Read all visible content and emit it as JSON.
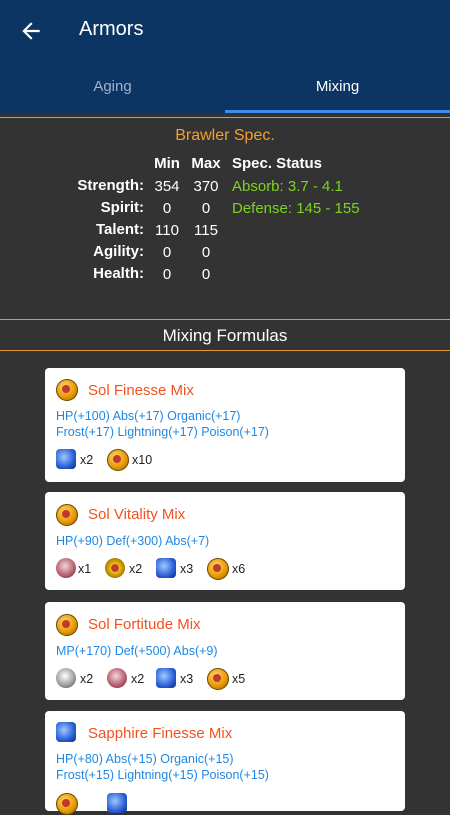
{
  "header": {
    "title": "Armors"
  },
  "tabs": [
    {
      "label": "Aging"
    },
    {
      "label": "Mixing"
    }
  ],
  "spec": {
    "title": "Brawler Spec.",
    "col_min": "Min",
    "col_max": "Max",
    "col_status": "Spec. Status",
    "stats": [
      {
        "name": "Strength:",
        "min": "354",
        "max": "370"
      },
      {
        "name": "Spirit:",
        "min": "0",
        "max": "0"
      },
      {
        "name": "Talent:",
        "min": "110",
        "max": "115"
      },
      {
        "name": "Agility:",
        "min": "0",
        "max": "0"
      },
      {
        "name": "Health:",
        "min": "0",
        "max": "0"
      }
    ],
    "status": [
      "Absorb: 3.7 - 4.1",
      "Defense: 145 - 155"
    ]
  },
  "section_title": "Mixing Formulas",
  "formulas": [
    {
      "name": "Sol Finesse Mix",
      "line1": "HP(+100) Abs(+17) Organic(+17)",
      "line2": "Frost(+17) Lightning(+17) Poison(+17)",
      "ingredients": [
        {
          "icon": "sapphire-icon",
          "qty": "x2"
        },
        {
          "icon": "sol-coin-icon",
          "qty": "x10"
        }
      ]
    },
    {
      "name": "Sol Vitality Mix",
      "line1": "HP(+90) Def(+300) Abs(+7)",
      "ingredients": [
        {
          "icon": "skull-icon",
          "qty": "x1"
        },
        {
          "icon": "ornate-medallion-icon",
          "qty": "x2"
        },
        {
          "icon": "sapphire-icon",
          "qty": "x3"
        },
        {
          "icon": "sol-coin-icon",
          "qty": "x6"
        }
      ]
    },
    {
      "name": "Sol Fortitude Mix",
      "line1": "MP(+170) Def(+500) Abs(+9)",
      "ingredients": [
        {
          "icon": "silver-sphere-icon",
          "qty": "x2"
        },
        {
          "icon": "skull-icon",
          "qty": "x2"
        },
        {
          "icon": "sapphire-icon",
          "qty": "x3"
        },
        {
          "icon": "sol-coin-icon",
          "qty": "x5"
        }
      ]
    },
    {
      "name": "Sapphire Finesse Mix",
      "line1": "HP(+80) Abs(+15) Organic(+15)",
      "line2": "Frost(+15) Lightning(+15) Poison(+15)"
    }
  ]
}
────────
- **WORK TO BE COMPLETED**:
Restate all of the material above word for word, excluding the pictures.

- **SOLUTION BELOW**:
Read all visible content and emit it as JSON.
{
  "header": {
    "title": "Armors"
  },
  "tabs": [
    {
      "label": "Aging"
    },
    {
      "label": "Mixing"
    }
  ],
  "spec": {
    "title": "Brawler Spec.",
    "col_min": "Min",
    "col_max": "Max",
    "col_status": "Spec. Status",
    "stats": [
      {
        "name": "Strength:",
        "min": "354",
        "max": "370"
      },
      {
        "name": "Spirit:",
        "min": "0",
        "max": "0"
      },
      {
        "name": "Talent:",
        "min": "110",
        "max": "115"
      },
      {
        "name": "Agility:",
        "min": "0",
        "max": "0"
      },
      {
        "name": "Health:",
        "min": "0",
        "max": "0"
      }
    ],
    "status": [
      "Absorb: 3.7 - 4.1",
      "Defense: 145 - 155"
    ]
  },
  "section_title": "Mixing Formulas",
  "formulas": [
    {
      "name": "Sol Finesse Mix",
      "line1": "HP(+100) Abs(+17) Organic(+17)",
      "line2": "Frost(+17) Lightning(+17) Poison(+17)",
      "ingredients": [
        {
          "icon": "sapphire-icon",
          "qty": "x2"
        },
        {
          "icon": "sol-coin-icon",
          "qty": "x10"
        }
      ]
    },
    {
      "name": "Sol Vitality Mix",
      "line1": "HP(+90) Def(+300) Abs(+7)",
      "ingredients": [
        {
          "icon": "skull-icon",
          "qty": "x1"
        },
        {
          "icon": "ornate-medallion-icon",
          "qty": "x2"
        },
        {
          "icon": "sapphire-icon",
          "qty": "x3"
        },
        {
          "icon": "sol-coin-icon",
          "qty": "x6"
        }
      ]
    },
    {
      "name": "Sol Fortitude Mix",
      "line1": "MP(+170) Def(+500) Abs(+9)",
      "ingredients": [
        {
          "icon": "silver-sphere-icon",
          "qty": "x2"
        },
        {
          "icon": "skull-icon",
          "qty": "x2"
        },
        {
          "icon": "sapphire-icon",
          "qty": "x3"
        },
        {
          "icon": "sol-coin-icon",
          "qty": "x5"
        }
      ]
    },
    {
      "name": "Sapphire Finesse Mix",
      "line1": "HP(+80) Abs(+15) Organic(+15)",
      "line2": "Frost(+15) Lightning(+15) Poison(+15)"
    }
  ]
}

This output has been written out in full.